**What is needed**.
Among the entries below, count the lines where the string "Acceptance" occurs, and give only the number.

**Supplied records**.
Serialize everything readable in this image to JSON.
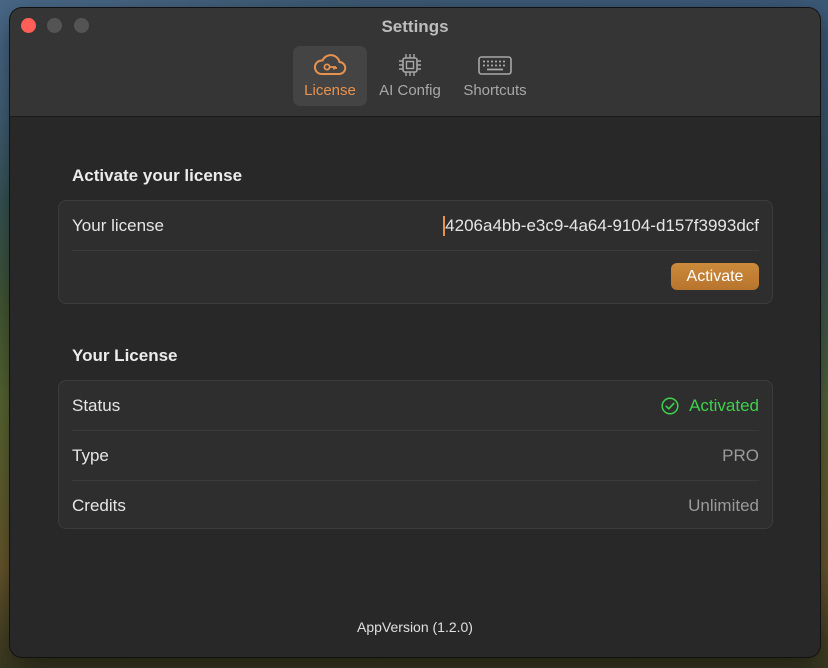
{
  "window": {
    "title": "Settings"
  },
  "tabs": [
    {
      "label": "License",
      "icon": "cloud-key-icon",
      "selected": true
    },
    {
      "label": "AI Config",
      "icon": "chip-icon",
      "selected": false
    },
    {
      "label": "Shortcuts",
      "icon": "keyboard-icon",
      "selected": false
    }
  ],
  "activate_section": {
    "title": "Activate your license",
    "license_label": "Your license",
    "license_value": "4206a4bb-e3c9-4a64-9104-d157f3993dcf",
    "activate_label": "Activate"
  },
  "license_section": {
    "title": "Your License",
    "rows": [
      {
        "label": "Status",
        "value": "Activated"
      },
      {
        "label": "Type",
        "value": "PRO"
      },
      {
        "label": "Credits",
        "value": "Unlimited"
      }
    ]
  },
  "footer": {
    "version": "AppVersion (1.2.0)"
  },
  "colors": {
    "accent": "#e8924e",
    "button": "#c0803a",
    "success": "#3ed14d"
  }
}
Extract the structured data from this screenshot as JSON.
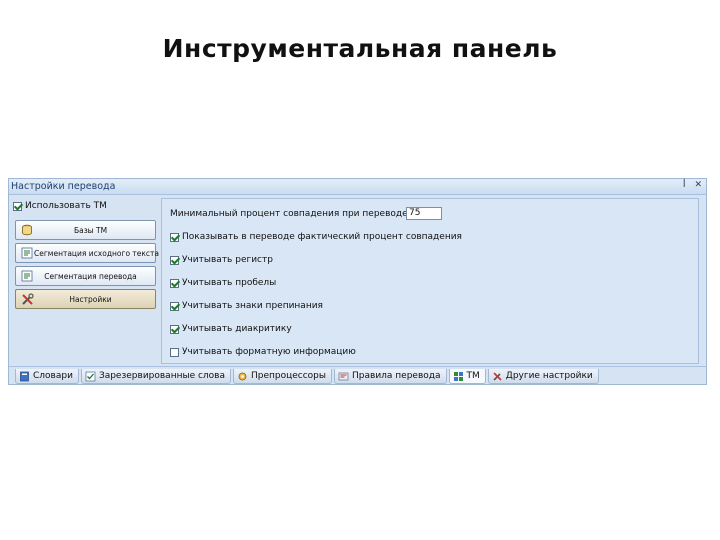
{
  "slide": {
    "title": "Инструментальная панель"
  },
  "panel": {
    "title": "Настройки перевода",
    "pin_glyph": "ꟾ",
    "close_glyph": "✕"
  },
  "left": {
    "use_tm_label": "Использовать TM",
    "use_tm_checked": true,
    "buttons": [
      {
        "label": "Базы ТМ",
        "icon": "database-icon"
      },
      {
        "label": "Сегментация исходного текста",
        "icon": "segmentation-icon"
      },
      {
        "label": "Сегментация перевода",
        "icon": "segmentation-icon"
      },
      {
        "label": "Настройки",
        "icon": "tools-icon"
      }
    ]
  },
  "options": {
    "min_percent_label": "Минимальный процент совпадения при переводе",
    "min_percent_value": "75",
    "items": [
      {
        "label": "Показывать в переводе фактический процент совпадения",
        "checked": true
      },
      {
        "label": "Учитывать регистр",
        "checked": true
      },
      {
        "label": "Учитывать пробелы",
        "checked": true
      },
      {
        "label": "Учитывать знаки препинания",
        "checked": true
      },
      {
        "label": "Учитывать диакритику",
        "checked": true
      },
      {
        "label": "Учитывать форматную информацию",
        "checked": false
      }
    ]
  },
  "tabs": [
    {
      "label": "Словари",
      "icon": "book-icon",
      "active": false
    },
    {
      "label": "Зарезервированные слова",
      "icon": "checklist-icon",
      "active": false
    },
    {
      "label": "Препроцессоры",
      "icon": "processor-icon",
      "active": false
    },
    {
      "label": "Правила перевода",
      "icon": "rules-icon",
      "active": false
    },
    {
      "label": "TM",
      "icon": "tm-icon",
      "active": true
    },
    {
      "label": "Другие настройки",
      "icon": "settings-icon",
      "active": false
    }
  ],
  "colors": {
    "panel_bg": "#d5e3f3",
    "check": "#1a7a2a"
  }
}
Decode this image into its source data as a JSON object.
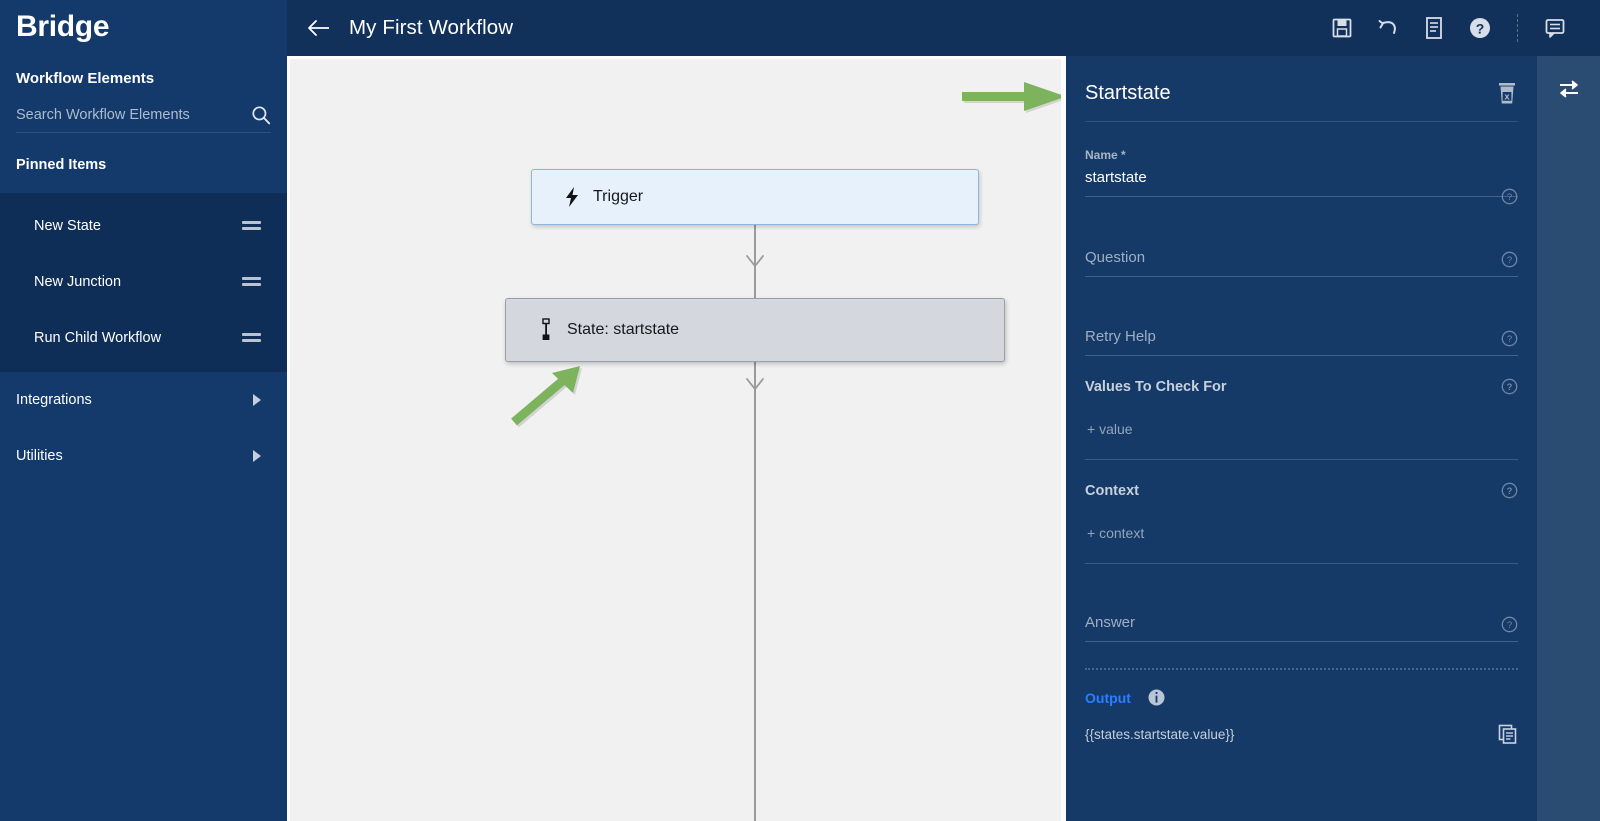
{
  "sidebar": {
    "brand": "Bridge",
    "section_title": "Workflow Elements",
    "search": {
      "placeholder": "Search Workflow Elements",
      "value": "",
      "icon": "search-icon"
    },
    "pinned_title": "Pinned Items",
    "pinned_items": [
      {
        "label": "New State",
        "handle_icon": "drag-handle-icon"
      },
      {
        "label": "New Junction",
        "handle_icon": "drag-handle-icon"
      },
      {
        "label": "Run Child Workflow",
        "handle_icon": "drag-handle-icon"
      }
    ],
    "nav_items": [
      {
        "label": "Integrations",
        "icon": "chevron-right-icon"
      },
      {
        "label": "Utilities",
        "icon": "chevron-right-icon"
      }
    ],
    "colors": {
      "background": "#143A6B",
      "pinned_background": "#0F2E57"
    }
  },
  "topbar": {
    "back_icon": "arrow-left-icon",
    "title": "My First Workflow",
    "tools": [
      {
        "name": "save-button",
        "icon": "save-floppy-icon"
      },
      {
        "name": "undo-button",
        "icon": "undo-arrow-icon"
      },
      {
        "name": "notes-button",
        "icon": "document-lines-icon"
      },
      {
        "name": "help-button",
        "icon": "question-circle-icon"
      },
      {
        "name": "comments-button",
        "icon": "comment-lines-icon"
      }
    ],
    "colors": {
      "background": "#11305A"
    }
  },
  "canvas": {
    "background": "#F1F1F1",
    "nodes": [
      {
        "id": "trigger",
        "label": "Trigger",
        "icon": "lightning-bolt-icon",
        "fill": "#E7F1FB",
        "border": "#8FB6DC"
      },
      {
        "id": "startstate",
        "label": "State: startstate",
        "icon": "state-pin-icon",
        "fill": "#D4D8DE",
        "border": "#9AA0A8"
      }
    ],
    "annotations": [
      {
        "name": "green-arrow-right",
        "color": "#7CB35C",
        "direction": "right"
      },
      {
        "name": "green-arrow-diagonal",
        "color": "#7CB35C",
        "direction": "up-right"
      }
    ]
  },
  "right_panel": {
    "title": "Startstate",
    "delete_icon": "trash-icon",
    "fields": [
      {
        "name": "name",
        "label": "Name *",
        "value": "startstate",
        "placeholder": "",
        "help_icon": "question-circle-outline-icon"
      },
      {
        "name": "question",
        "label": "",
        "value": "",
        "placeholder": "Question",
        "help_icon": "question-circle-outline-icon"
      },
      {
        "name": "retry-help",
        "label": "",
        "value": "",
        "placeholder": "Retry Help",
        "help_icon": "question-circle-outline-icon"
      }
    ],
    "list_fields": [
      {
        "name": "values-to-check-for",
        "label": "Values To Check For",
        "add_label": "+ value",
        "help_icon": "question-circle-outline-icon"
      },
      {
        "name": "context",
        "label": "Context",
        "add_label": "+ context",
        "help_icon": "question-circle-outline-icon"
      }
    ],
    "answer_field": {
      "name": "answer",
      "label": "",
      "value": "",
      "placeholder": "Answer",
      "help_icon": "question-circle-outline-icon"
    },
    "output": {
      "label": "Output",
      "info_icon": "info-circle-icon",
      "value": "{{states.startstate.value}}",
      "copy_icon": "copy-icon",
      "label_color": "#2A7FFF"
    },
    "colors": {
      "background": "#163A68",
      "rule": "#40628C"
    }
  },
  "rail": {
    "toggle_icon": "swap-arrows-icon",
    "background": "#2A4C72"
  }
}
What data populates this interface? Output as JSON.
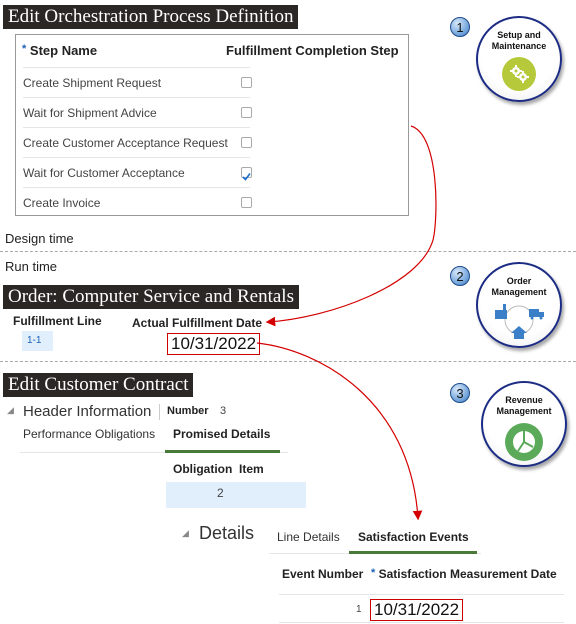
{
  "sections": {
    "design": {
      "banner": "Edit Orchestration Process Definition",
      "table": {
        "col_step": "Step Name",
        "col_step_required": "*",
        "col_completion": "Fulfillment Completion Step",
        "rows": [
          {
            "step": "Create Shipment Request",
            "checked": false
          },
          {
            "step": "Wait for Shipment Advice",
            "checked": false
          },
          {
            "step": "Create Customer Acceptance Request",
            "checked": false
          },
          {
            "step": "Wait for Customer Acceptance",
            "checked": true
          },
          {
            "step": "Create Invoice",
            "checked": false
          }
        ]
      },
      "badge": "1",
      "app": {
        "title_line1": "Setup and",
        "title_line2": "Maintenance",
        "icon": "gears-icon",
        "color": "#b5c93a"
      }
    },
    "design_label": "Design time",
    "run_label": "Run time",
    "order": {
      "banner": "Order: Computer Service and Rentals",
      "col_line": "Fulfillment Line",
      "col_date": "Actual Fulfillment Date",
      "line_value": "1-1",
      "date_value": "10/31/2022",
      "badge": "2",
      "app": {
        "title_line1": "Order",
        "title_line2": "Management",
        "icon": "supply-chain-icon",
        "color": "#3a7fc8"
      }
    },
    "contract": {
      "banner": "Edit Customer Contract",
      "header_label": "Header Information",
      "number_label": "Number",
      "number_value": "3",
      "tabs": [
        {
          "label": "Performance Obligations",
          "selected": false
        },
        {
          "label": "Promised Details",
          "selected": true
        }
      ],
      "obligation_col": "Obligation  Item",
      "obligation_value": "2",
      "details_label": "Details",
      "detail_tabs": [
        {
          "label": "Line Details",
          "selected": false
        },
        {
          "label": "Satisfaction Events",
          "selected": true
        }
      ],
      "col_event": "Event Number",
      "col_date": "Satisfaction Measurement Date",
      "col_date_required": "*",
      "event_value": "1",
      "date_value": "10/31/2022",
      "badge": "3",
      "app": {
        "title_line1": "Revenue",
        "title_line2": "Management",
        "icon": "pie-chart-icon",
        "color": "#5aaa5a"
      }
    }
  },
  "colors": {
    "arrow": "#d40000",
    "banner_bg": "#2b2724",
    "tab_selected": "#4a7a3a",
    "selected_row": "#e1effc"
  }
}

**Worked solution**.
2